Usually, when the Trail Blazers lose to an undermanned opponent, the problem is the defense. But Sunday night in Charlotte, after a 109-101 loss to the Hornets that was nowhere nearly as close as that score indicates, it was hard to decide the culprit.
Was it the offense, that went 6-26 from three-point distance over the first three quarters and on this night was incapable of bailing out the poor defense?
Or was it the defense, which allowed the shorthanded Hornets to shoot 47 percent from the field, including hitting 18 of 43 from behind the arc?
Take your pick.
The Trail Blazers will try to take comfort from the fact that they were without Damian Lillard – sitting out his second straight game with a hamstring injury.
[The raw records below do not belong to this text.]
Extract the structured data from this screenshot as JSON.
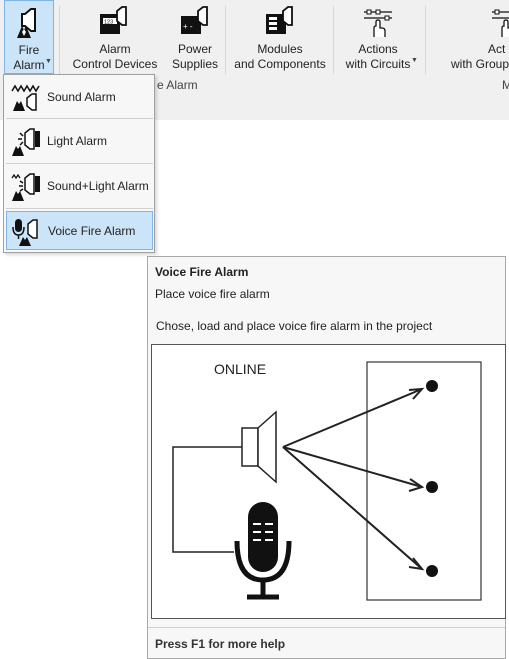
{
  "ribbon": {
    "buttons": [
      {
        "line1": "Fire",
        "line2": "Alarm"
      },
      {
        "line1": "Alarm",
        "line2": "Control Devices"
      },
      {
        "line1": "Power",
        "line2": "Supplies"
      },
      {
        "line1": "Modules",
        "line2": "and Components"
      },
      {
        "line1": "Actions",
        "line2": "with Circuits"
      },
      {
        "line1": "Act",
        "line2": "with Group"
      }
    ],
    "group_label": "e Alarm",
    "group_label_right": "M"
  },
  "menu": {
    "items": [
      {
        "label": "Sound Alarm",
        "icon": "sound-alarm-icon"
      },
      {
        "label": "Light Alarm",
        "icon": "light-alarm-icon"
      },
      {
        "label": "Sound+Light Alarm",
        "icon": "sound-light-alarm-icon"
      },
      {
        "label": "Voice Fire Alarm",
        "icon": "voice-fire-alarm-icon",
        "selected": true
      }
    ]
  },
  "tooltip": {
    "title": "Voice Fire Alarm",
    "short": "Place voice fire alarm",
    "description": "Chose, load and place voice fire alarm in the project",
    "image_label": "ONLINE",
    "footer": "Press F1 for more help"
  },
  "colors": {
    "ribbon_bg": "#f0f0f0",
    "selection_bg": "#cce4f7",
    "selection_border": "#7eb4ea"
  }
}
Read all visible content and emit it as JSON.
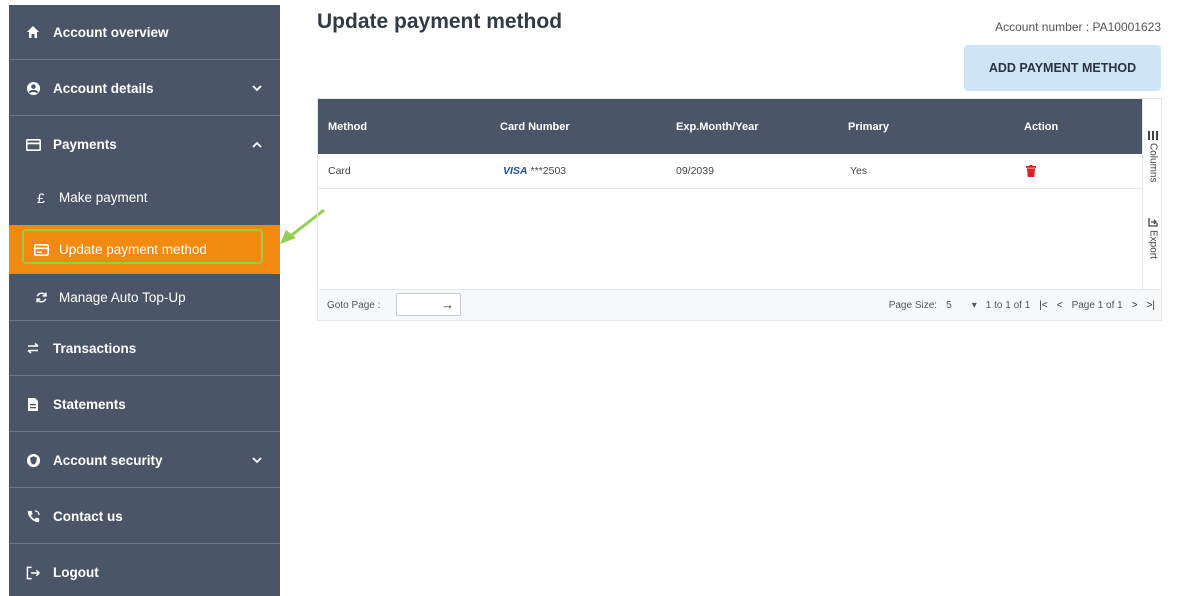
{
  "sidebar": {
    "account_overview": "Account overview",
    "account_details": "Account details",
    "payments": "Payments",
    "make_payment": "Make payment",
    "update_payment_method": "Update payment method",
    "manage_auto_topup": "Manage Auto Top-Up",
    "transactions": "Transactions",
    "statements": "Statements",
    "account_security": "Account security",
    "contact_us": "Contact us",
    "logout": "Logout"
  },
  "page": {
    "title": "Update payment method",
    "account_number": "Account number : PA10001623",
    "add_button": "ADD PAYMENT METHOD"
  },
  "grid": {
    "columns": [
      "Method",
      "Card Number",
      "Exp.Month/Year",
      "Primary",
      "Action"
    ],
    "rows": [
      {
        "method": "Card",
        "card_brand": "VISA",
        "card_number": "***2503",
        "exp": "09/2039",
        "primary": "Yes"
      }
    ],
    "tools": {
      "columns": "Columns",
      "export": "Export"
    },
    "footer": {
      "goto_label": "Goto Page :",
      "page_size_label": "Page Size:",
      "page_size": "5",
      "range": "1 to 1 of 1",
      "page_of": "Page 1 of 1"
    }
  },
  "colors": {
    "sidebar": "#4a5668",
    "active": "#f28a10",
    "accent_button": "#cfe5f6",
    "highlight": "#8fd14f",
    "delete": "#e02020"
  },
  "icons": [
    "home-icon",
    "user-circle-icon",
    "card-icon",
    "pound-icon",
    "card-icon",
    "refresh-icon",
    "swap-icon",
    "document-icon",
    "shield-icon",
    "phone-icon",
    "logout-icon",
    "trash-icon",
    "columns-icon",
    "export-icon"
  ]
}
But Charlotte has more serious problems with absent players. The Hornets were missing Gordon Hayward, LaMelo Ball and Malik Monk, at least two of their three best players. The first quarter was a total mismatch, which ended with the Hornets leading 44-24.
In that quarter the Hornets made 17 of 22 from the field, going 7-10 from three-point range.
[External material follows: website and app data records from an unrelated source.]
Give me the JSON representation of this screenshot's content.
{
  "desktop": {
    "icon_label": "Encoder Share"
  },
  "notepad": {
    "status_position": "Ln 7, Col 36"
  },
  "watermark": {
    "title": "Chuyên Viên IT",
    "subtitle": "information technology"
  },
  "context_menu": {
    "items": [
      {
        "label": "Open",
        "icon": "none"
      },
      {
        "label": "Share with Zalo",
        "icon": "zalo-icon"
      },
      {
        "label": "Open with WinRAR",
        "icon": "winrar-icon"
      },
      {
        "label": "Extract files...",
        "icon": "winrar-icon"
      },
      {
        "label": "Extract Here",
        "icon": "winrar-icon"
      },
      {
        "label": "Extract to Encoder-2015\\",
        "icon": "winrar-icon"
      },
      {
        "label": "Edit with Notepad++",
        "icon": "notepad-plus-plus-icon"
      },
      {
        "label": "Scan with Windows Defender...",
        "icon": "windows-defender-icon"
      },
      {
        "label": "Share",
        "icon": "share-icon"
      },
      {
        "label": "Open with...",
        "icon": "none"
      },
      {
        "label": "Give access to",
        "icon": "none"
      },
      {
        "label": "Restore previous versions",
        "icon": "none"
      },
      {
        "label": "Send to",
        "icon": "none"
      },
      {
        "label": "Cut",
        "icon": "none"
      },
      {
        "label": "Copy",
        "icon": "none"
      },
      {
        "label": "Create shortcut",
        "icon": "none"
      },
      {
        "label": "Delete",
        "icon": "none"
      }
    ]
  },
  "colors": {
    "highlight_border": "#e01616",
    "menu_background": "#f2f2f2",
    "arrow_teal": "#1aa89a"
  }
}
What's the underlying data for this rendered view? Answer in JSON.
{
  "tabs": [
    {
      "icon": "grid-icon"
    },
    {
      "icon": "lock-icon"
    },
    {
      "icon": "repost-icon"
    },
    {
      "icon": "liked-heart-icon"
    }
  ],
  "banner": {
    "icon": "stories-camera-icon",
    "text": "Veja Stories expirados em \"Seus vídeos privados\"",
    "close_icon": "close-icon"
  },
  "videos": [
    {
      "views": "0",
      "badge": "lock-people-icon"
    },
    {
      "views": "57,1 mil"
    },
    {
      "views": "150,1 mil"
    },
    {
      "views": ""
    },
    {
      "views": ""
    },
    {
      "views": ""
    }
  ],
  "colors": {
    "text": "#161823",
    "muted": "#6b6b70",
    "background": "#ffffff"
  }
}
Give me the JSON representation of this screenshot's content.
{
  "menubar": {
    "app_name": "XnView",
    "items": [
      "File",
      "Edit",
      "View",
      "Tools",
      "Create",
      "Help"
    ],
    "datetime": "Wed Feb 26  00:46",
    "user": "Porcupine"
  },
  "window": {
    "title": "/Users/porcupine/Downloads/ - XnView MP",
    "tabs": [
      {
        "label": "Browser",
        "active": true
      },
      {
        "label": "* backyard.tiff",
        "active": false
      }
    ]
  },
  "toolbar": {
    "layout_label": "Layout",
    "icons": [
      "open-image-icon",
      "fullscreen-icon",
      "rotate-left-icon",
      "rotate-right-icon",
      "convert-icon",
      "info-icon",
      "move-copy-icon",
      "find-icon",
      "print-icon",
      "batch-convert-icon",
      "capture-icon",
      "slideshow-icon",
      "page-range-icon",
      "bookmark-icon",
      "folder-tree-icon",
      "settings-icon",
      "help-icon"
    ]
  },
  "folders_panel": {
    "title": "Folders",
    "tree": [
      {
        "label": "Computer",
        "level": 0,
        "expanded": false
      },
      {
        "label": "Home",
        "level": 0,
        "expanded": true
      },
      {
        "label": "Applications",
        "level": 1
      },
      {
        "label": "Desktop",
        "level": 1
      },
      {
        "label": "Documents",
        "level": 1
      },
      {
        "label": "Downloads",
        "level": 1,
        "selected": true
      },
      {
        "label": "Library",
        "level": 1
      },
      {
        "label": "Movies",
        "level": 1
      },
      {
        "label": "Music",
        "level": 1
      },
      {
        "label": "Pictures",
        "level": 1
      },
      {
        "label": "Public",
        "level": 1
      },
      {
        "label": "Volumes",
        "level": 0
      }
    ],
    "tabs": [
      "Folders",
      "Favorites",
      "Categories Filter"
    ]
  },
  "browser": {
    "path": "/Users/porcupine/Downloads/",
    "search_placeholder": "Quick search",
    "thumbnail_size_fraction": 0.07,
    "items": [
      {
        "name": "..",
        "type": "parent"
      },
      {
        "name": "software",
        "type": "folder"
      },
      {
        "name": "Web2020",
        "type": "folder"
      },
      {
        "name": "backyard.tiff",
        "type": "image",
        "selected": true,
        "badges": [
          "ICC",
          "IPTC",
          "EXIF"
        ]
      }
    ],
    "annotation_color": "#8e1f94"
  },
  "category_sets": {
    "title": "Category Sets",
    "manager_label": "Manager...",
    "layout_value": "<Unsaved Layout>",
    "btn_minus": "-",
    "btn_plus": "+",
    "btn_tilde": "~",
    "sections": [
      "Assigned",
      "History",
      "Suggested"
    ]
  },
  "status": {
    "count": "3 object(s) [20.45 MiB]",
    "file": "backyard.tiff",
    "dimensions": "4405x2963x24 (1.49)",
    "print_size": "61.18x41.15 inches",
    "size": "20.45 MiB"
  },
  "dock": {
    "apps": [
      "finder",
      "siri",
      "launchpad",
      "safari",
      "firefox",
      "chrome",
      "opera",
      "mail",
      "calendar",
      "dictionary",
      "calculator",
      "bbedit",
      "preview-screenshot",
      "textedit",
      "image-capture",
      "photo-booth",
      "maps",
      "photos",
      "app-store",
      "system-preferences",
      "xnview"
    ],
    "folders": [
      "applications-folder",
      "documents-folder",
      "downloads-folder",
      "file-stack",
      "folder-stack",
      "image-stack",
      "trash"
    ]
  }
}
How does this happen to a superior team needing every win it can get down the stretch of the season, a team that will soon be facing a very tough schedule?
“The first quarter was a little bit of everything,” Terry Stotts said. “They had 13 early, at the first time out, and I think they were all in transition, so they got off to a good start in transition.
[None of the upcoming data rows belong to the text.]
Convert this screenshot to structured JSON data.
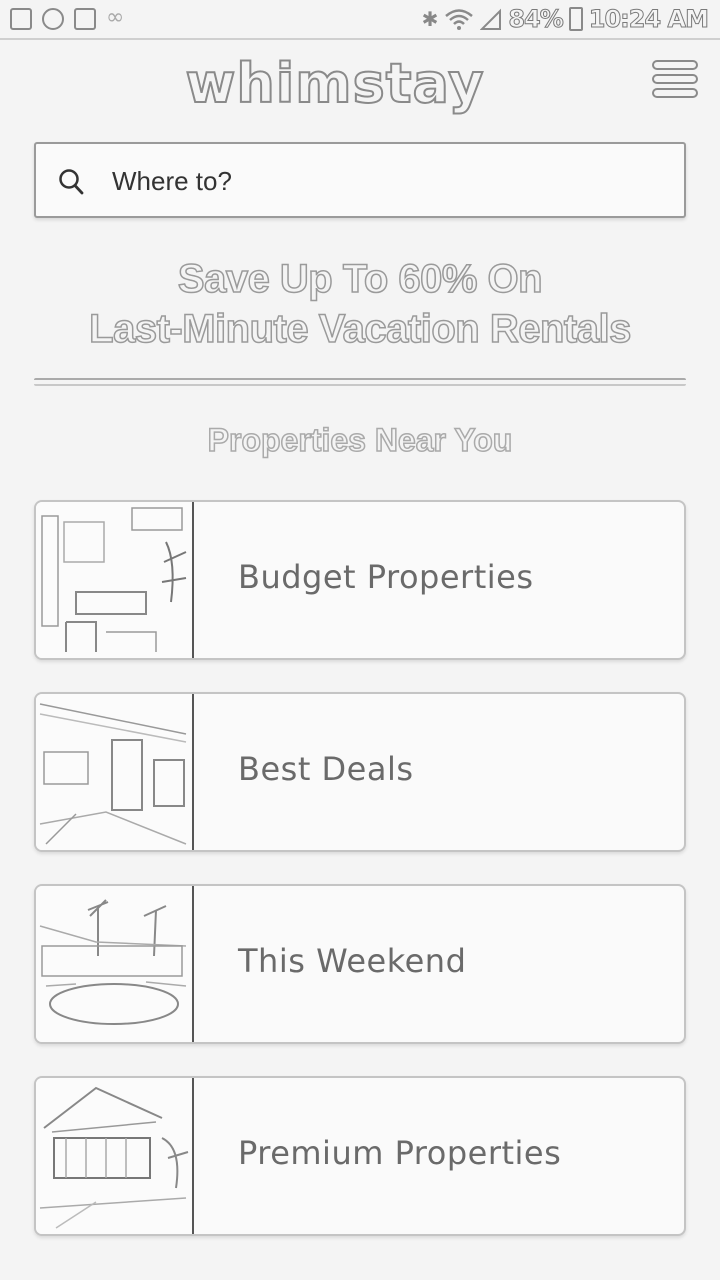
{
  "status_bar": {
    "battery": "84%",
    "time": "10:24 AM"
  },
  "header": {
    "logo": "whimstay"
  },
  "search": {
    "placeholder": "Where to?"
  },
  "hero": {
    "line1": "Save Up To 60% On",
    "line2": "Last-Minute Vacation Rentals"
  },
  "section": {
    "title": "Properties Near You"
  },
  "categories": [
    {
      "label": "Budget Properties",
      "image": "living-room-image"
    },
    {
      "label": "Best Deals",
      "image": "interior-image"
    },
    {
      "label": "This Weekend",
      "image": "resort-pool-image"
    },
    {
      "label": "Premium Properties",
      "image": "house-exterior-image"
    }
  ]
}
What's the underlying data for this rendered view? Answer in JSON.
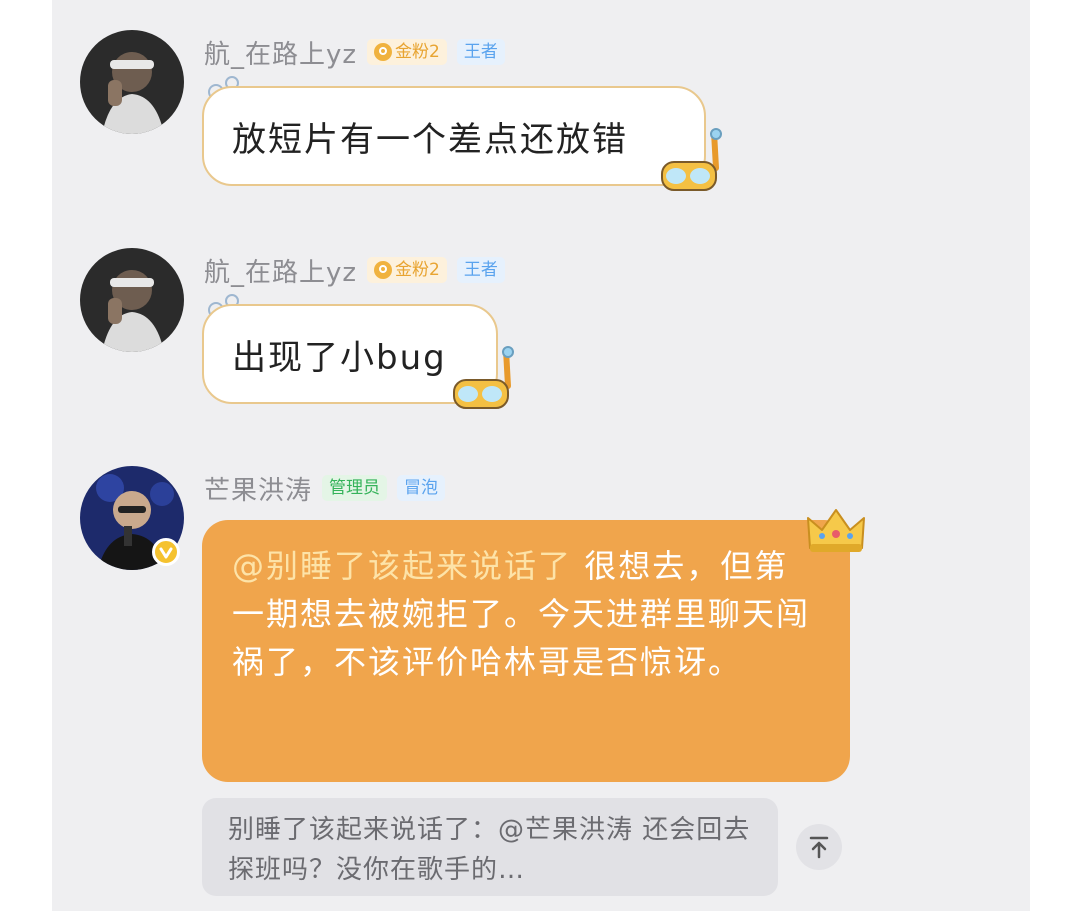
{
  "messages": [
    {
      "username": "航_在路上yz",
      "badges": [
        "金粉2",
        "王者"
      ],
      "text": "放短片有一个差点还放错"
    },
    {
      "username": "航_在路上yz",
      "badges": [
        "金粉2",
        "王者"
      ],
      "text": "出现了小bug"
    },
    {
      "username": "芒果洪涛",
      "badges": [
        "管理员",
        "冒泡"
      ],
      "mention": "@别睡了该起来说话了",
      "text": " 很想去，但第一期想去被婉拒了。今天进群里聊天闯祸了，不该评价哈林哥是否惊讶。",
      "quote": "别睡了该起来说话了：@芒果洪涛 还会回去探班吗？没你在歌手的…"
    }
  ],
  "icons": {
    "fan_badge": "fan-heart-icon",
    "bubble_decor": "snorkel-goggles-icon",
    "crown": "crown-icon",
    "verified": "verified-v-icon",
    "scroll_top": "arrow-up-to-top-icon"
  },
  "colors": {
    "bubble_border": "#e9c88d",
    "orange_bubble": "#f0a54c",
    "gold_badge": "#e8a431",
    "blue_badge": "#5aa3ee",
    "green_badge": "#35b35a"
  }
}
“Obviously, they shot the three really well but we didn't. We talked about getting off to good starts defensively in the first quarter and obviously we didn't do that. But their transitions kind of set the tone for the quarter and then their three-point shooting set the tone the rest of the way.”
The Trail Blazers also started the game differently than they had any game this season. With Lillard out, Rondae Hollis-Jefferson, who signed his second 10-day contract with the team earlier in the day, got the starting nod at forward.
Hollis-Jefferson has started just 27 games over the last two seasons and took over a spot from Derrick Jones Jr., who didn’t play at all in the game, although healthy.
Hollis-Jefferson played 21:33 but still managed to go minus-18 in the box score and make just one of his five shots en route to seven points, along with five rebounds.
Stotts seemed happy, though, with his performance.
“I thought he played well,” Stotts said. “He did what we wanted him to do.”
I doubt there were many Blazers he could say that about in this game. Given the opposition, it was a disaster. With the Los Angeles Clippers and Denver Nuggets coming up on the schedule, Portland needs all the wins it can capture.
This one looked to be an obvious candidate – but not after that first quarter